### Record extracts
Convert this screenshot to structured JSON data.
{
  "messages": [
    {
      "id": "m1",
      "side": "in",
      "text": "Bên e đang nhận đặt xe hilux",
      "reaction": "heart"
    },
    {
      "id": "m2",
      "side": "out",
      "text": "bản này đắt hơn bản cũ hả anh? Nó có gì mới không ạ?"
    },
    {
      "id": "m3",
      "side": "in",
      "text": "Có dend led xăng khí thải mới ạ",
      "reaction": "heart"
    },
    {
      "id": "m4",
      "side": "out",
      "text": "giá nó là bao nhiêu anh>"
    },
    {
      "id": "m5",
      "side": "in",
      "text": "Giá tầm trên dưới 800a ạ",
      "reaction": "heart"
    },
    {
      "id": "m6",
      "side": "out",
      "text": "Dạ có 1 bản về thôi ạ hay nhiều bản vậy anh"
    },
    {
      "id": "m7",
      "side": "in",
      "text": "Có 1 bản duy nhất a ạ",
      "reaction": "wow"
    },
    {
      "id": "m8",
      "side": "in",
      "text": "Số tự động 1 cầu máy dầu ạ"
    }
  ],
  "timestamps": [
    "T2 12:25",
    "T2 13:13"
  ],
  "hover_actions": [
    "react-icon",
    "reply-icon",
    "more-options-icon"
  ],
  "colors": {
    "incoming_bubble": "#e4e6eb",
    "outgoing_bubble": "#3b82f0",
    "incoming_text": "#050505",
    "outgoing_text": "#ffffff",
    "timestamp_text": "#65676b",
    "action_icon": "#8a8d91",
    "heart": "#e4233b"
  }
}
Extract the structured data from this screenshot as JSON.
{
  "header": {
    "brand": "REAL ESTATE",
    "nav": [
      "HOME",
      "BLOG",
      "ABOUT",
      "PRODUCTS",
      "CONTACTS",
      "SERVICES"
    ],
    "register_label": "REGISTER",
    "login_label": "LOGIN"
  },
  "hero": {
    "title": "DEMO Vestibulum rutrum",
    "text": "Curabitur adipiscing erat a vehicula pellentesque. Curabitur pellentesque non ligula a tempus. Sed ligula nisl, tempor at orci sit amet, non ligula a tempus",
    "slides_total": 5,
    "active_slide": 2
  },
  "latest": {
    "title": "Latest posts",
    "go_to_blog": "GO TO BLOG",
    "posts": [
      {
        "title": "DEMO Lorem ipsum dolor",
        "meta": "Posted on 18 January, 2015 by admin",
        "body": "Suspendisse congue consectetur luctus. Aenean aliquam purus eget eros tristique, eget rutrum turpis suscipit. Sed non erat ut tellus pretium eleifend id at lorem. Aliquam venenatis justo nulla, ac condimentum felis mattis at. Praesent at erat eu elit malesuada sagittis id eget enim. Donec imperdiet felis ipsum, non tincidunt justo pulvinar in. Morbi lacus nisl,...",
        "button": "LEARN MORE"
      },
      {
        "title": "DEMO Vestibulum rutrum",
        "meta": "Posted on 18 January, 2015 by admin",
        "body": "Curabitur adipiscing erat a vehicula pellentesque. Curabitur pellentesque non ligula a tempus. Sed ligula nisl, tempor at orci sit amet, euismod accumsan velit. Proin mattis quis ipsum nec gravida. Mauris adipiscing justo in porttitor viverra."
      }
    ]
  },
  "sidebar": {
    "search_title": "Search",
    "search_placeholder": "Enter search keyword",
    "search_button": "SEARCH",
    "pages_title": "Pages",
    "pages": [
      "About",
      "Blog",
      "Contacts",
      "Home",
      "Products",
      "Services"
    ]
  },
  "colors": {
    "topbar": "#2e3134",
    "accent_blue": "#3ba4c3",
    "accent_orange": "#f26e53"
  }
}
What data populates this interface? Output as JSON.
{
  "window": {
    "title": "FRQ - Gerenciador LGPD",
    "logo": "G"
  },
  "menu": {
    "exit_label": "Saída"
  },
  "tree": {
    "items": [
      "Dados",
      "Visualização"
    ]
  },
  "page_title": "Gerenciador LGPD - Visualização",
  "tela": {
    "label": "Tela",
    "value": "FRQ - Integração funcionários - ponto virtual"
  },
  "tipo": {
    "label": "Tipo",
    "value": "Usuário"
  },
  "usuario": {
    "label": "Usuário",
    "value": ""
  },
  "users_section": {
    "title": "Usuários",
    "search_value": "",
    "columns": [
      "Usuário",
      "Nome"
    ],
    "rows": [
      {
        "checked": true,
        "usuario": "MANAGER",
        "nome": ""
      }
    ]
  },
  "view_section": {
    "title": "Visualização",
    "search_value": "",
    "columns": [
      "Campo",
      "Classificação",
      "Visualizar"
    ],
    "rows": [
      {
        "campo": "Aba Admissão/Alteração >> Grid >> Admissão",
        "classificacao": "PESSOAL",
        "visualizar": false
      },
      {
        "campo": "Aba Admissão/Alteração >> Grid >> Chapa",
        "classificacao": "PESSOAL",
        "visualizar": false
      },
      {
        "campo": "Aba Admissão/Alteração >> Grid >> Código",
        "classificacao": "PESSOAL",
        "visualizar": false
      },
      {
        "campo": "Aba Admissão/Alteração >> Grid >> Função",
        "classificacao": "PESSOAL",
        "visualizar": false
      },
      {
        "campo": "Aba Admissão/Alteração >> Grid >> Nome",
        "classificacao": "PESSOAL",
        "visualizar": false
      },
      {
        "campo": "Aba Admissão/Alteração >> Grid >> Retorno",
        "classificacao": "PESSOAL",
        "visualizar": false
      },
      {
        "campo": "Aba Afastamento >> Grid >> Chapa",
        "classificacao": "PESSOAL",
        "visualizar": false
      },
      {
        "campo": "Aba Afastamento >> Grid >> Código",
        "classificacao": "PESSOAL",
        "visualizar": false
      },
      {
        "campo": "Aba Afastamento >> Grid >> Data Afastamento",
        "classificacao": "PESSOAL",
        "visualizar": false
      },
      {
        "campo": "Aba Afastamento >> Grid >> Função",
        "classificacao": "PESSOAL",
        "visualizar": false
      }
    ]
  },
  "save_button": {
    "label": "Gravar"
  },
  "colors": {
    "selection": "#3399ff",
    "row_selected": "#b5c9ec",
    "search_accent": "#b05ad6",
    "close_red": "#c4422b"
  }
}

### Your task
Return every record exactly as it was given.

### Result for this task
Convert this screenshot to structured JSON data.
{
  "messages": [
    {
      "id": "m1",
      "side": "in",
      "text": "Bên e đang nhận đặt xe hilux",
      "reaction": "heart"
    },
    {
      "id": "m2",
      "side": "out",
      "text": "bản này đắt hơn bản cũ hả anh? Nó có gì mới không ạ?"
    },
    {
      "id": "m3",
      "side": "in",
      "text": "Có dend led xăng khí thải mới ạ",
      "reaction": "heart"
    },
    {
      "id": "m4",
      "side": "out",
      "text": "giá nó là bao nhiêu anh>"
    },
    {
      "id": "m5",
      "side": "in",
      "text": "Giá tầm trên dưới 800a ạ",
      "reaction": "heart"
    },
    {
      "id": "m6",
      "side": "out",
      "text": "Dạ có 1 bản về thôi ạ hay nhiều bản vậy anh"
    },
    {
      "id": "m7",
      "side": "in",
      "text": "Có 1 bản duy nhất a ạ",
      "reaction": "wow"
    },
    {
      "id": "m8",
      "side": "in",
      "text": "Số tự động 1 cầu máy dầu ạ"
    }
  ],
  "timestamps": [
    "T2 12:25",
    "T2 13:13"
  ],
  "hover_actions": [
    "react-icon",
    "reply-icon",
    "more-options-icon"
  ],
  "colors": {
    "incoming_bubble": "#e4e6eb",
    "outgoing_bubble": "#3b82f0",
    "incoming_text": "#050505",
    "outgoing_text": "#ffffff",
    "timestamp_text": "#65676b",
    "action_icon": "#8a8d91",
    "heart": "#e4233b"
  }
}
Extract the structured data from this screenshot as JSON.
{
  "header": {
    "brand": "REAL ESTATE",
    "nav": [
      "HOME",
      "BLOG",
      "ABOUT",
      "PRODUCTS",
      "CONTACTS",
      "SERVICES"
    ],
    "register_label": "REGISTER",
    "login_label": "LOGIN"
  },
  "hero": {
    "title": "DEMO Vestibulum rutrum",
    "text": "Curabitur adipiscing erat a vehicula pellentesque. Curabitur pellentesque non ligula a tempus. Sed ligula nisl, tempor at orci sit amet, non ligula a tempus",
    "slides_total": 5,
    "active_slide": 2
  },
  "latest": {
    "title": "Latest posts",
    "go_to_blog": "GO TO BLOG",
    "posts": [
      {
        "title": "DEMO Lorem ipsum dolor",
        "meta": "Posted on 18 January, 2015 by admin",
        "body": "Suspendisse congue consectetur luctus. Aenean aliquam purus eget eros tristique, eget rutrum turpis suscipit. Sed non erat ut tellus pretium eleifend id at lorem. Aliquam venenatis justo nulla, ac condimentum felis mattis at. Praesent at erat eu elit malesuada sagittis id eget enim. Donec imperdiet felis ipsum, non tincidunt justo pulvinar in. Morbi lacus nisl,...",
        "button": "LEARN MORE"
      },
      {
        "title": "DEMO Vestibulum rutrum",
        "meta": "Posted on 18 January, 2015 by admin",
        "body": "Curabitur adipiscing erat a vehicula pellentesque. Curabitur pellentesque non ligula a tempus. Sed ligula nisl, tempor at orci sit amet, euismod accumsan velit. Proin mattis quis ipsum nec gravida. Mauris adipiscing justo in porttitor viverra."
      }
    ]
  },
  "sidebar": {
    "search_title": "Search",
    "search_placeholder": "Enter search keyword",
    "search_button": "SEARCH",
    "pages_title": "Pages",
    "pages": [
      "About",
      "Blog",
      "Contacts",
      "Home",
      "Products",
      "Services"
    ]
  },
  "colors": {
    "topbar": "#2e3134",
    "accent_blue": "#3ba4c3",
    "accent_orange": "#f26e53"
  }
}
What data populates this interface? Output as JSON.
{
  "window": {
    "title": "FRQ - Gerenciador LGPD",
    "logo": "G"
  },
  "menu": {
    "exit_label": "Saída"
  },
  "tree": {
    "items": [
      "Dados",
      "Visualização"
    ]
  },
  "page_title": "Gerenciador LGPD - Visualização",
  "tela": {
    "label": "Tela",
    "value": "FRQ - Integração funcionários - ponto virtual"
  },
  "tipo": {
    "label": "Tipo",
    "value": "Usuário"
  },
  "usuario": {
    "label": "Usuário",
    "value": ""
  },
  "users_section": {
    "title": "Usuários",
    "search_value": "",
    "columns": [
      "Usuário",
      "Nome"
    ],
    "rows": [
      {
        "checked": true,
        "usuario": "MANAGER",
        "nome": ""
      }
    ]
  },
  "view_section": {
    "title": "Visualização",
    "search_value": "",
    "columns": [
      "Campo",
      "Classificação",
      "Visualizar"
    ],
    "rows": [
      {
        "campo": "Aba Admissão/Alteração >> Grid >> Admissão",
        "classificacao": "PESSOAL",
        "visualizar": false
      },
      {
        "campo": "Aba Admissão/Alteração >> Grid >> Chapa",
        "classificacao": "PESSOAL",
        "visualizar": false
      },
      {
        "campo": "Aba Admissão/Alteração >> Grid >> Código",
        "classificacao": "PESSOAL",
        "visualizar": false
      },
      {
        "campo": "Aba Admissão/Alteração >> Grid >> Função",
        "classificacao": "PESSOAL",
        "visualizar": false
      },
      {
        "campo": "Aba Admissão/Alteração >> Grid >> Nome",
        "classificacao": "PESSOAL",
        "visualizar": false
      },
      {
        "campo": "Aba Admissão/Alteração >> Grid >> Retorno",
        "classificacao": "PESSOAL",
        "visualizar": false
      },
      {
        "campo": "Aba Afastamento >> Grid >> Chapa",
        "classificacao": "PESSOAL",
        "visualizar": false
      },
      {
        "campo": "Aba Afastamento >> Grid >> Código",
        "classificacao": "PESSOAL",
        "visualizar": false
      },
      {
        "campo": "Aba Afastamento >> Grid >> Data Afastamento",
        "classificacao": "PESSOAL",
        "visualizar": false
      },
      {
        "campo": "Aba Afastamento >> Grid >> Função",
        "classificacao": "PESSOAL",
        "visualizar": false
      }
    ]
  },
  "save_button": {
    "label": "Gravar"
  },
  "colors": {
    "selection": "#3399ff",
    "row_selected": "#b5c9ec",
    "search_accent": "#b05ad6",
    "close_red": "#c4422b"
  }
}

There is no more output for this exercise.